-- STUDY MATERIAL follows --
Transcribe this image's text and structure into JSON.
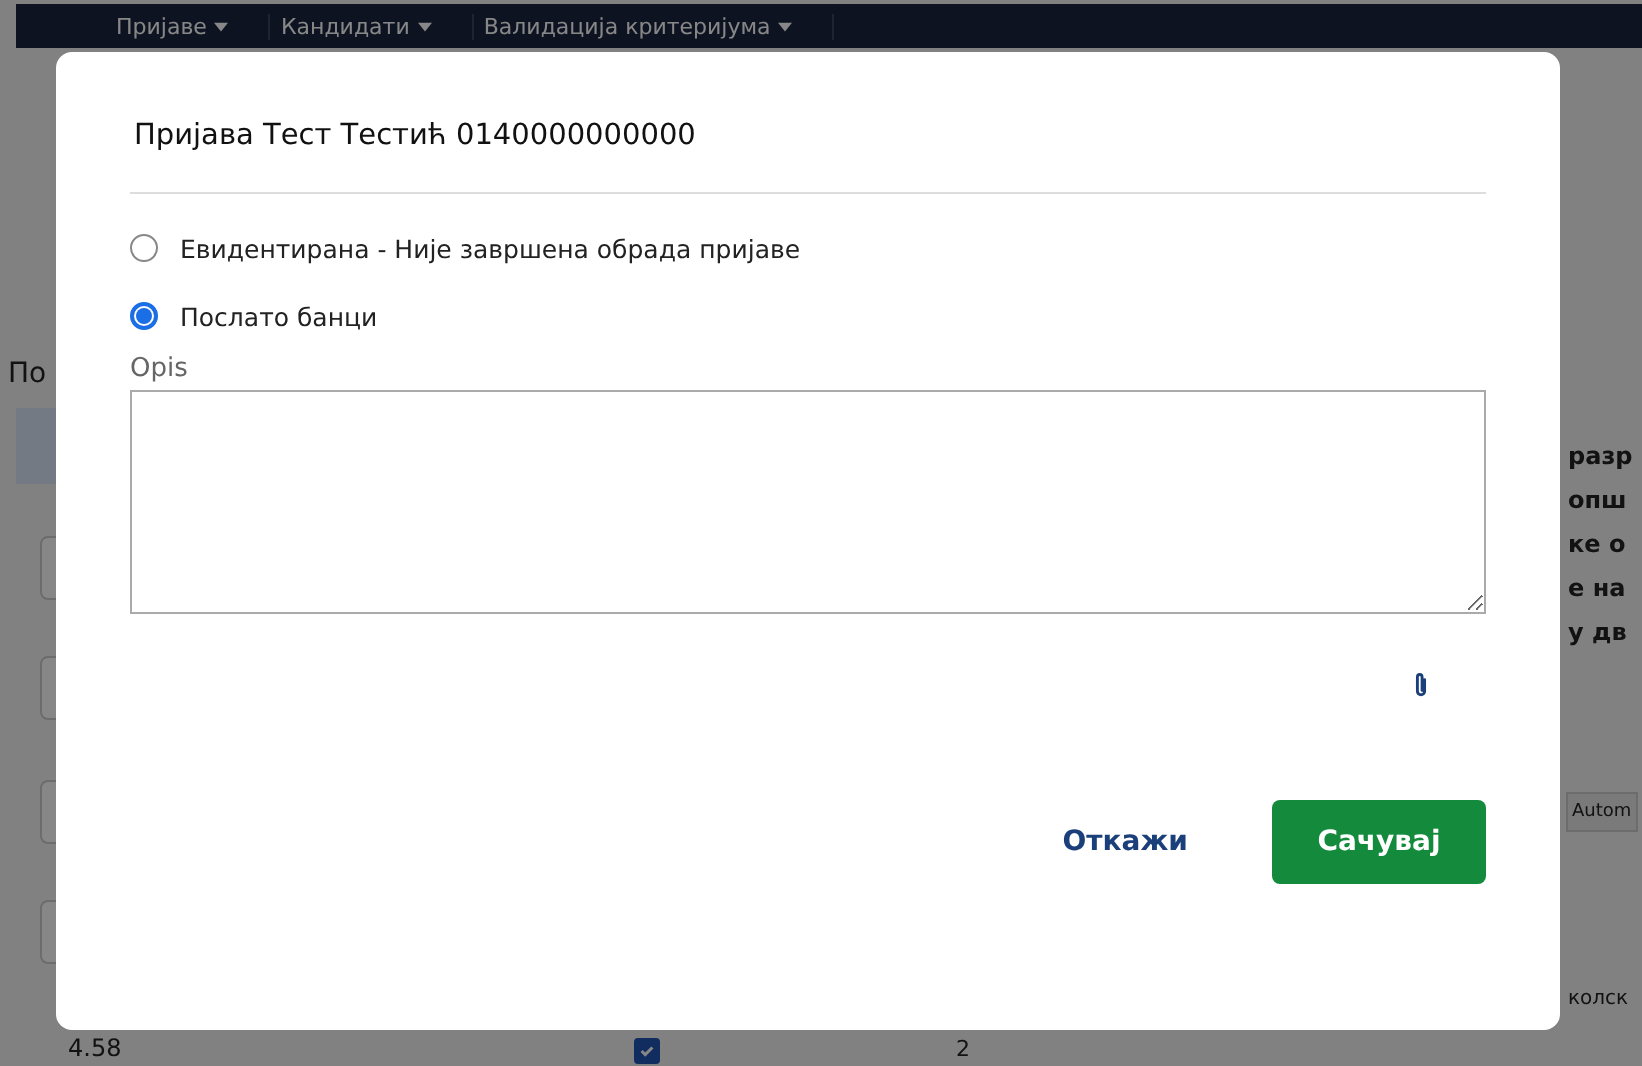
{
  "nav": [
    {
      "label": "Пријаве"
    },
    {
      "label": "Кандидати"
    },
    {
      "label": "Валидација критеријума"
    }
  ],
  "background": {
    "left_heading": "По",
    "right_lines": [
      "разр",
      "опш",
      "ке о",
      "е на",
      "у дв"
    ],
    "tab": "Autom",
    "right_footer": "колск",
    "bottom_value": "4.58",
    "bottom_checked": true,
    "bottom_count": "2"
  },
  "dialog": {
    "title": "Пријава Тест Тестић 0140000000000",
    "options": [
      {
        "label": "Евидентирана - Није завршена обрада пријаве",
        "selected": false
      },
      {
        "label": "Послато банци",
        "selected": true
      }
    ],
    "description": {
      "label": "Opis"
    },
    "buttons": [
      {
        "label": "Откажи",
        "kind": "secondary"
      },
      {
        "label": "Сачувај",
        "kind": "primary"
      }
    ]
  }
}
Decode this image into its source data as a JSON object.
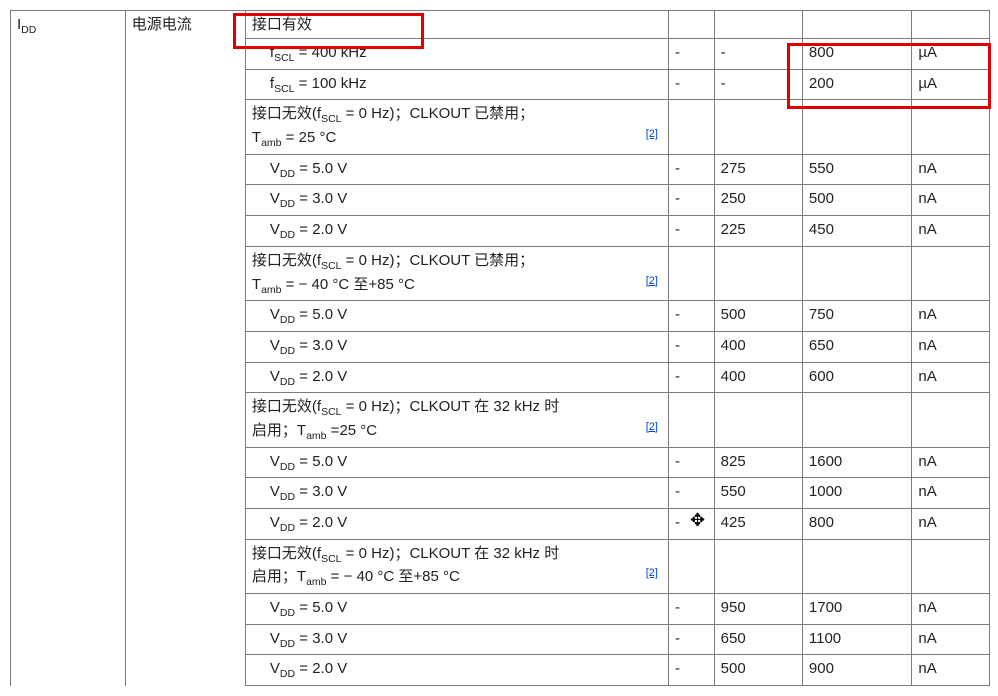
{
  "symbol_html": "I<span class='sub'>DD</span>",
  "param": "电源电流",
  "ref": "[2]",
  "rows": [
    {
      "type": "section",
      "label": "接口有效"
    },
    {
      "type": "data",
      "cond_html": "<span class='indent'>f<span class='sub'>SCL</span> = 400 kHz</span>",
      "c1": "-",
      "c2": "-",
      "c3": "800",
      "u": "µA"
    },
    {
      "type": "data",
      "cond_html": "<span class='indent'>f<span class='sub'>SCL</span> = 100 kHz</span>",
      "c1": "-",
      "c2": "-",
      "c3": "200",
      "u": "µA"
    },
    {
      "type": "section_ref",
      "label_html": "接口无效(f<span class='sub'>SCL</span> = 0 Hz)；CLKOUT 已禁用；<br>T<span class='sub'>amb</span> = 25 °C"
    },
    {
      "type": "data",
      "cond_html": "<span class='indent'>V<span class='sub'>DD</span> = 5.0 V</span>",
      "c1": "-",
      "c2": "275",
      "c3": "550",
      "u": "nA"
    },
    {
      "type": "data",
      "cond_html": "<span class='indent'>V<span class='sub'>DD</span> = 3.0 V</span>",
      "c1": "-",
      "c2": "250",
      "c3": "500",
      "u": "nA"
    },
    {
      "type": "data",
      "cond_html": "<span class='indent'>V<span class='sub'>DD</span> = 2.0 V</span>",
      "c1": "-",
      "c2": "225",
      "c3": "450",
      "u": "nA"
    },
    {
      "type": "section_ref",
      "label_html": "接口无效(f<span class='sub'>SCL</span> = 0 Hz)；CLKOUT 已禁用；<br>T<span class='sub'>amb</span> = − 40 °C 至+85 °C"
    },
    {
      "type": "data",
      "cond_html": "<span class='indent'>V<span class='sub'>DD</span> = 5.0 V</span>",
      "c1": "-",
      "c2": "500",
      "c3": "750",
      "u": "nA"
    },
    {
      "type": "data",
      "cond_html": "<span class='indent'>V<span class='sub'>DD</span> = 3.0 V</span>",
      "c1": "-",
      "c2": "400",
      "c3": "650",
      "u": "nA"
    },
    {
      "type": "data",
      "cond_html": "<span class='indent'>V<span class='sub'>DD</span> = 2.0 V</span>",
      "c1": "-",
      "c2": "400",
      "c3": "600",
      "u": "nA"
    },
    {
      "type": "section_ref",
      "label_html": "接口无效(f<span class='sub'>SCL</span> = 0 Hz)；CLKOUT 在 32 kHz 时<br>启用；T<span class='sub'>amb</span> =25 °C"
    },
    {
      "type": "data",
      "cond_html": "<span class='indent'>V<span class='sub'>DD</span> = 5.0 V</span>",
      "c1": "-",
      "c2": "825",
      "c3": "1600",
      "u": "nA"
    },
    {
      "type": "data",
      "cond_html": "<span class='indent'>V<span class='sub'>DD</span> = 3.0 V</span>",
      "c1": "-",
      "c2": "550",
      "c3": "1000",
      "u": "nA"
    },
    {
      "type": "data",
      "cond_html": "<span class='indent'>V<span class='sub'>DD</span> = 2.0 V</span>",
      "c1": "-",
      "c2": "425",
      "c3": "800",
      "u": "nA"
    },
    {
      "type": "section_ref",
      "label_html": "接口无效(f<span class='sub'>SCL</span> = 0 Hz)；CLKOUT 在 32 kHz 时<br>启用；T<span class='sub'>amb</span> = − 40 °C 至+85 °C"
    },
    {
      "type": "data",
      "cond_html": "<span class='indent'>V<span class='sub'>DD</span> = 5.0 V</span>",
      "c1": "-",
      "c2": "950",
      "c3": "1700",
      "u": "nA"
    },
    {
      "type": "data",
      "cond_html": "<span class='indent'>V<span class='sub'>DD</span> = 3.0 V</span>",
      "c1": "-",
      "c2": "650",
      "c3": "1100",
      "u": "nA"
    },
    {
      "type": "data",
      "cond_html": "<span class='indent'>V<span class='sub'>DD</span> = 2.0 V</span>",
      "c1": "-",
      "c2": "500",
      "c3": "900",
      "u": "nA"
    }
  ]
}
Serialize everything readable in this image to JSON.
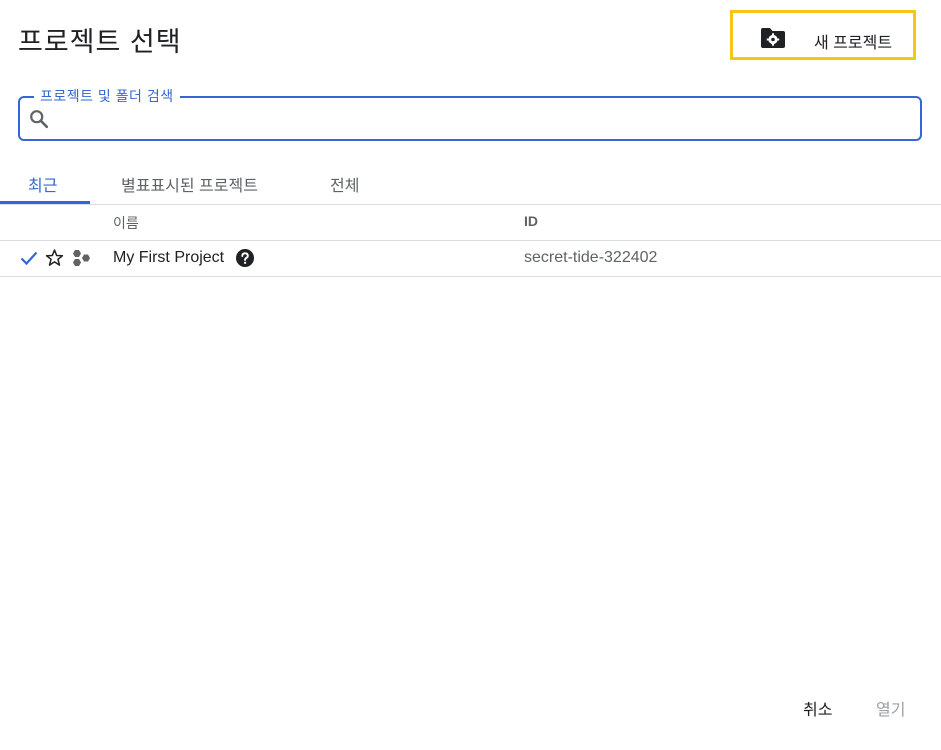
{
  "dialog": {
    "title": "프로젝트 선택",
    "new_project": {
      "label": "새 프로젝트",
      "icon": "folder-settings-icon",
      "highlight_color": "#f5c518"
    }
  },
  "search": {
    "label": "프로젝트 및 폴더 검색",
    "placeholder": "",
    "value": "",
    "icon": "search-icon"
  },
  "tabs": [
    {
      "label": "최근",
      "active": true
    },
    {
      "label": "별표표시된 프로젝트",
      "active": false
    },
    {
      "label": "전체",
      "active": false
    }
  ],
  "table": {
    "columns": [
      "이름",
      "ID"
    ],
    "rows": [
      {
        "name": "My First Project",
        "id": "secret-tide-322402",
        "selected": true,
        "starred": false
      }
    ]
  },
  "footer": {
    "cancel_label": "취소",
    "open_label": "열기"
  },
  "colors": {
    "accent": "#3367d6",
    "text": "#202124",
    "muted": "#5f6368",
    "disabled": "#9aa0a6"
  }
}
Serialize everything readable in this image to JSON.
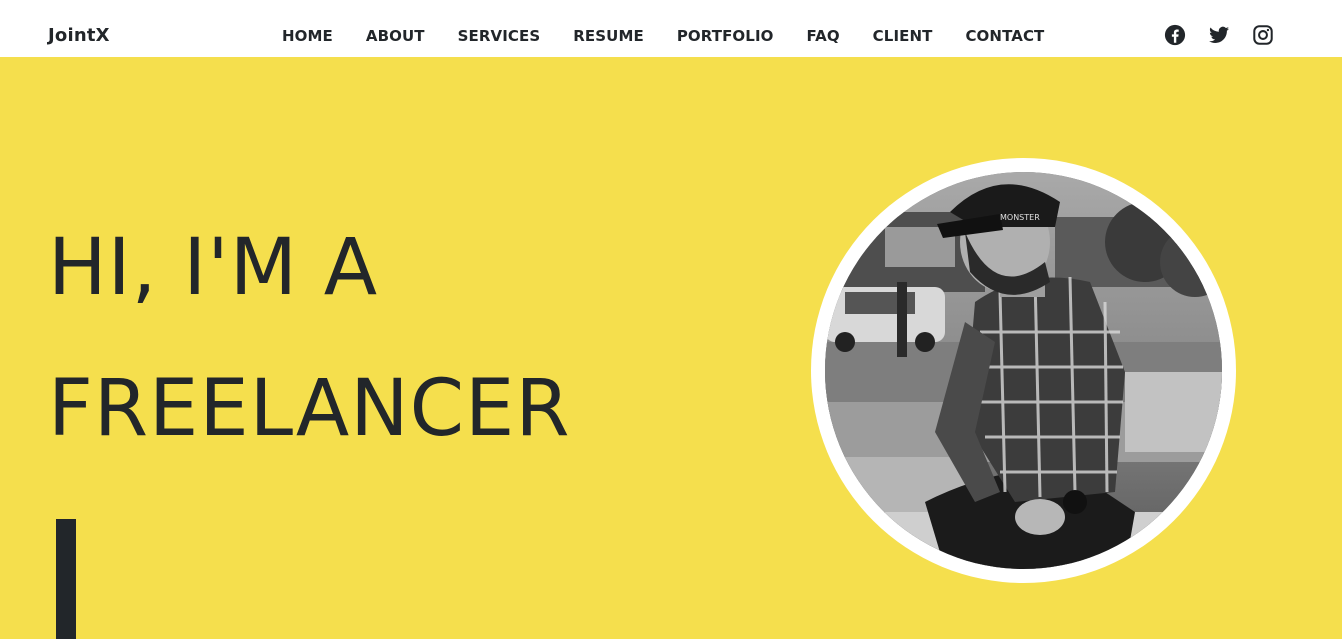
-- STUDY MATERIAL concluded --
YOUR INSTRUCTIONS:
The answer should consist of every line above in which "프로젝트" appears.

WRITTEN ANSWER:
    "title": "프로젝트 선택",
      "label": "새 프로젝트",
    "label": "프로젝트 및 폴더 검색",
      "label": "별표표시된 프로젝트",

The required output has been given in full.